[Goal of the exercise]
Your copy should match the records below exactly, except for the pictures.

[Records for this task]

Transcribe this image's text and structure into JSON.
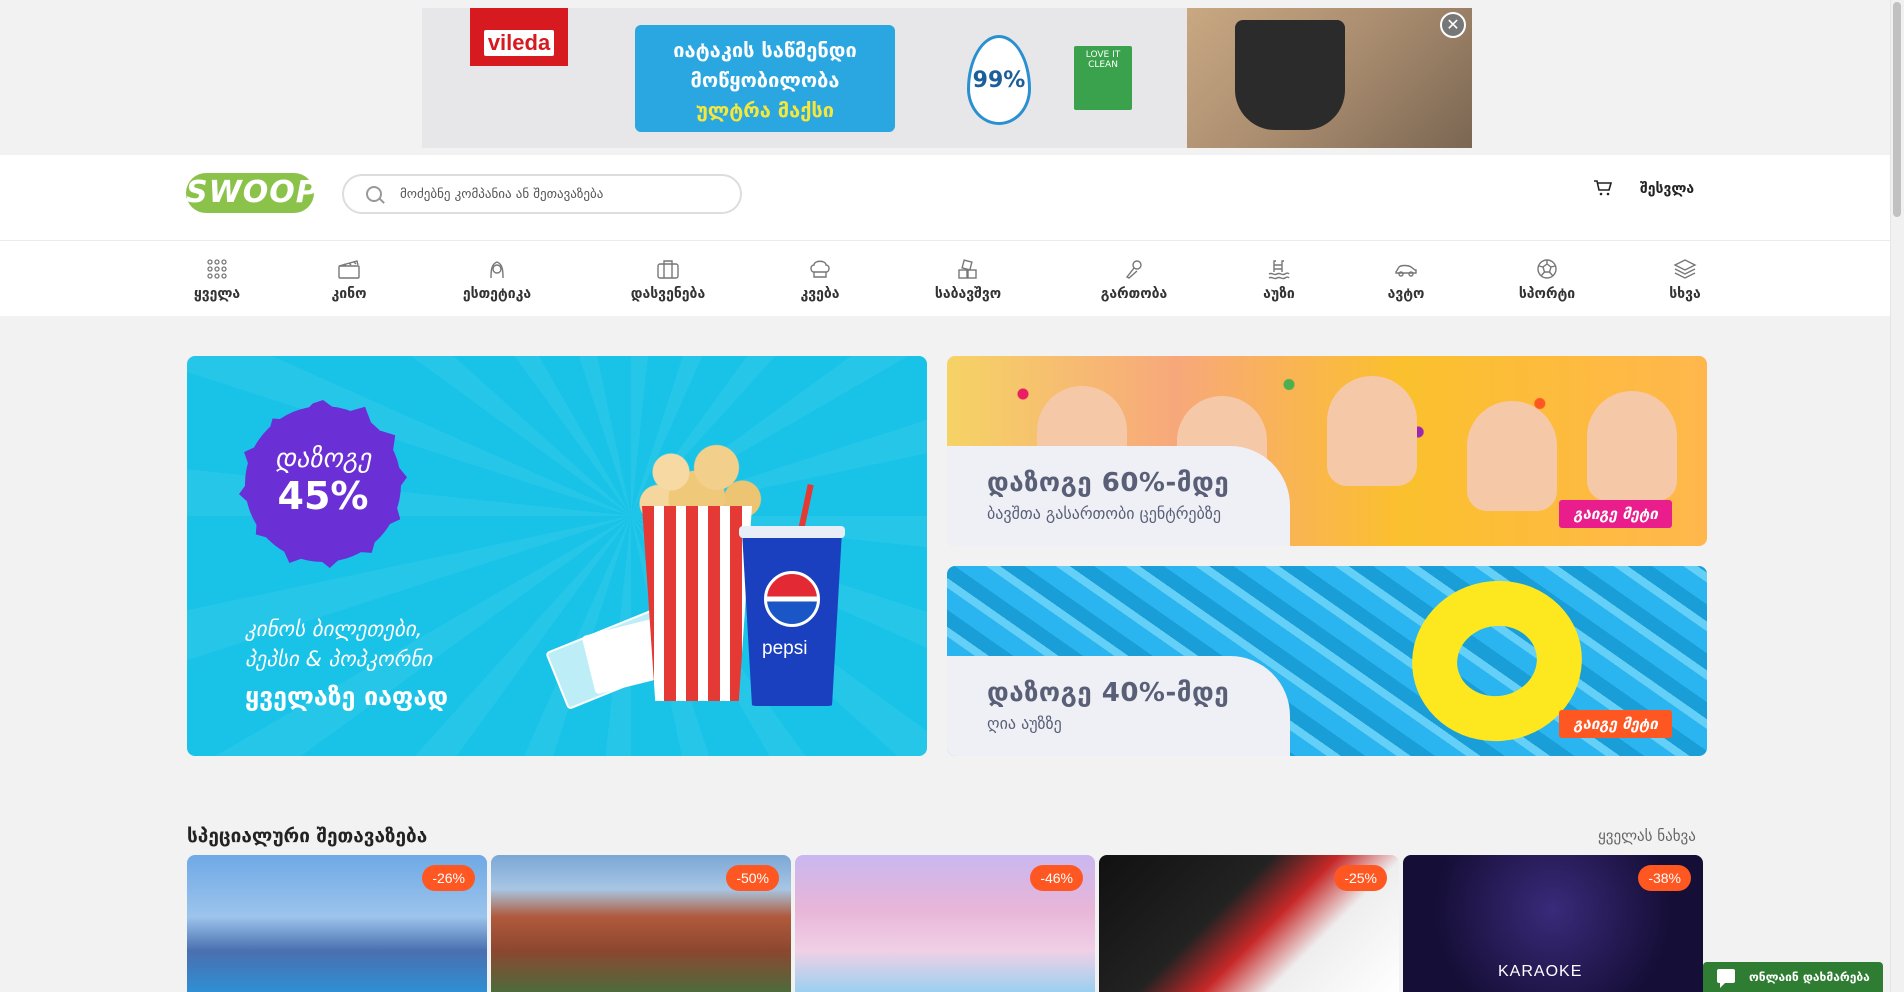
{
  "ad": {
    "brand": "vileda",
    "headline_line1": "იატაკის საწმენდი",
    "headline_line2": "მოწყობილობა",
    "headline_line3": "ულტრა მაქსი",
    "drop_value": "99%",
    "eco_label": "LOVE IT CLEAN",
    "close_label": "✕"
  },
  "header": {
    "logo": "SWOOP",
    "search_placeholder": "მოძებნე კომპანია ან შეთავაზება",
    "login": "შესვლა"
  },
  "categories": [
    {
      "label": "ყველა",
      "icon": "grid-icon"
    },
    {
      "label": "კინო",
      "icon": "clapperboard-icon"
    },
    {
      "label": "ესთეტიკა",
      "icon": "face-icon"
    },
    {
      "label": "დასვენება",
      "icon": "suitcase-icon"
    },
    {
      "label": "კვება",
      "icon": "chef-hat-icon"
    },
    {
      "label": "საბავშვო",
      "icon": "toy-blocks-icon"
    },
    {
      "label": "გართობა",
      "icon": "microphone-icon"
    },
    {
      "label": "აუზი",
      "icon": "pool-icon"
    },
    {
      "label": "ავტო",
      "icon": "car-icon"
    },
    {
      "label": "სპორტი",
      "icon": "ball-icon"
    },
    {
      "label": "სხვა",
      "icon": "layers-icon"
    }
  ],
  "hero": {
    "badge_top": "დაზოგე",
    "badge_value": "45%",
    "line1": "კინოს ბილეთები,",
    "line2": "პეპსი & პოპკორნი",
    "line3": "ყველაზე იაფად",
    "cup_brand": "pepsi"
  },
  "promos": [
    {
      "title": "დაზოგე 60%-მდე",
      "subtitle": "ბავშთა გასართობი ცენტრებზე",
      "button": "გაიგე მეტი"
    },
    {
      "title": "დაზოგე 40%-მდე",
      "subtitle": "ღია აუზზე",
      "button": "გაიგე მეტი"
    }
  ],
  "special": {
    "title": "სპეციალური შეთავაზება",
    "see_all": "ყველას ნახვა",
    "offers": [
      {
        "discount": "-26%"
      },
      {
        "discount": "-50%"
      },
      {
        "discount": "-46%"
      },
      {
        "discount": "-25%"
      },
      {
        "discount": "-38%",
        "caption": "KARAOKE"
      }
    ]
  },
  "chat": {
    "label": "ონლაინ დახმარება"
  }
}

[Answer to this exercise]
Transcribe this image's text and structure into JSON.
{
  "ad": {
    "brand": "vileda",
    "headline_line1": "იატაკის საწმენდი",
    "headline_line2": "მოწყობილობა",
    "headline_line3": "ულტრა მაქსი",
    "drop_value": "99%",
    "eco_label": "LOVE IT CLEAN",
    "close_label": "✕"
  },
  "header": {
    "logo": "SWOOP",
    "search_placeholder": "მოძებნე კომპანია ან შეთავაზება",
    "login": "შესვლა"
  },
  "categories": [
    {
      "label": "ყველა",
      "icon": "grid-icon"
    },
    {
      "label": "კინო",
      "icon": "clapperboard-icon"
    },
    {
      "label": "ესთეტიკა",
      "icon": "face-icon"
    },
    {
      "label": "დასვენება",
      "icon": "suitcase-icon"
    },
    {
      "label": "კვება",
      "icon": "chef-hat-icon"
    },
    {
      "label": "საბავშვო",
      "icon": "toy-blocks-icon"
    },
    {
      "label": "გართობა",
      "icon": "microphone-icon"
    },
    {
      "label": "აუზი",
      "icon": "pool-icon"
    },
    {
      "label": "ავტო",
      "icon": "car-icon"
    },
    {
      "label": "სპორტი",
      "icon": "ball-icon"
    },
    {
      "label": "სხვა",
      "icon": "layers-icon"
    }
  ],
  "hero": {
    "badge_top": "დაზოგე",
    "badge_value": "45%",
    "line1": "კინოს ბილეთები,",
    "line2": "პეპსი & პოპკორნი",
    "line3": "ყველაზე იაფად",
    "cup_brand": "pepsi"
  },
  "promos": [
    {
      "title": "დაზოგე 60%-მდე",
      "subtitle": "ბავშთა გასართობი ცენტრებზე",
      "button": "გაიგე მეტი"
    },
    {
      "title": "დაზოგე 40%-მდე",
      "subtitle": "ღია აუზზე",
      "button": "გაიგე მეტი"
    }
  ],
  "special": {
    "title": "სპეციალური შეთავაზება",
    "see_all": "ყველას ნახვა",
    "offers": [
      {
        "discount": "-26%"
      },
      {
        "discount": "-50%"
      },
      {
        "discount": "-46%"
      },
      {
        "discount": "-25%"
      },
      {
        "discount": "-38%",
        "caption": "KARAOKE"
      }
    ]
  },
  "chat": {
    "label": "ონლაინ დახმარება"
  }
}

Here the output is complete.